[TASK DESCRIPTION] In the data below, which lines hold "Flur"? Copy every one.

[Source records]
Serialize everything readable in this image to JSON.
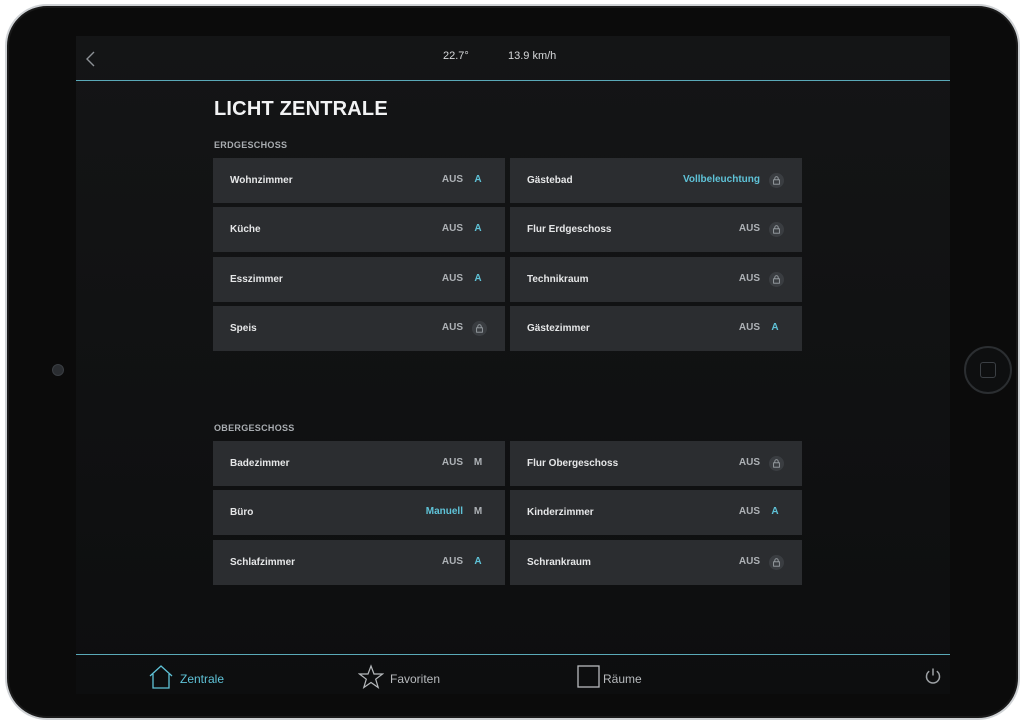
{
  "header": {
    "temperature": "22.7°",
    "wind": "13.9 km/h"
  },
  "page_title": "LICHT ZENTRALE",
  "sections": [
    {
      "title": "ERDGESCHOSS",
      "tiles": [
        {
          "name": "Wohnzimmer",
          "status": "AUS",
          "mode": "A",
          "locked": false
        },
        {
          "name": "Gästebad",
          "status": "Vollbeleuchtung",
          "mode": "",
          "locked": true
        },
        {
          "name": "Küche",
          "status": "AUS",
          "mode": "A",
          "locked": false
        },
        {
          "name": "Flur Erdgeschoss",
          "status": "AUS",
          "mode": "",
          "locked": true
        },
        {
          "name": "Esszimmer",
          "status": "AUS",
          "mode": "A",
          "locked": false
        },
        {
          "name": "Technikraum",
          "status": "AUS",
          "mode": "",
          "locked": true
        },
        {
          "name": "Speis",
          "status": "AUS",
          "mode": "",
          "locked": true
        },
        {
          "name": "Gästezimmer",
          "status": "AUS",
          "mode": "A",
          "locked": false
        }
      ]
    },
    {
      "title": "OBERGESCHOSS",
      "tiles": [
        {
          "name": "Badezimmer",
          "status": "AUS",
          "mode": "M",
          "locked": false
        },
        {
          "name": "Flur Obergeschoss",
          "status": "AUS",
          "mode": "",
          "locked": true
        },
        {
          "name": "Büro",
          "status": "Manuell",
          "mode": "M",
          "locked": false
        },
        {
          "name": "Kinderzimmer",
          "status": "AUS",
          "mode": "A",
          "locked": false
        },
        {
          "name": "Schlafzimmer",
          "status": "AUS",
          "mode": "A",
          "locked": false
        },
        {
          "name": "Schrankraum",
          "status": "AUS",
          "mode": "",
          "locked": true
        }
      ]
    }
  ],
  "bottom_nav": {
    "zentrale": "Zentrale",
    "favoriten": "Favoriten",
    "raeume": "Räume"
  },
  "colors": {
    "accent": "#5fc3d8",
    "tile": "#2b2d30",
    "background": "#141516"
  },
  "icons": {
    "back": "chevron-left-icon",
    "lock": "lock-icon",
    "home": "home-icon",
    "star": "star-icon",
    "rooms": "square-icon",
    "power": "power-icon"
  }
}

[YOUR RESPONSE]
          "name": "Flur Erdgeschoss",
          "name": "Flur Obergeschoss",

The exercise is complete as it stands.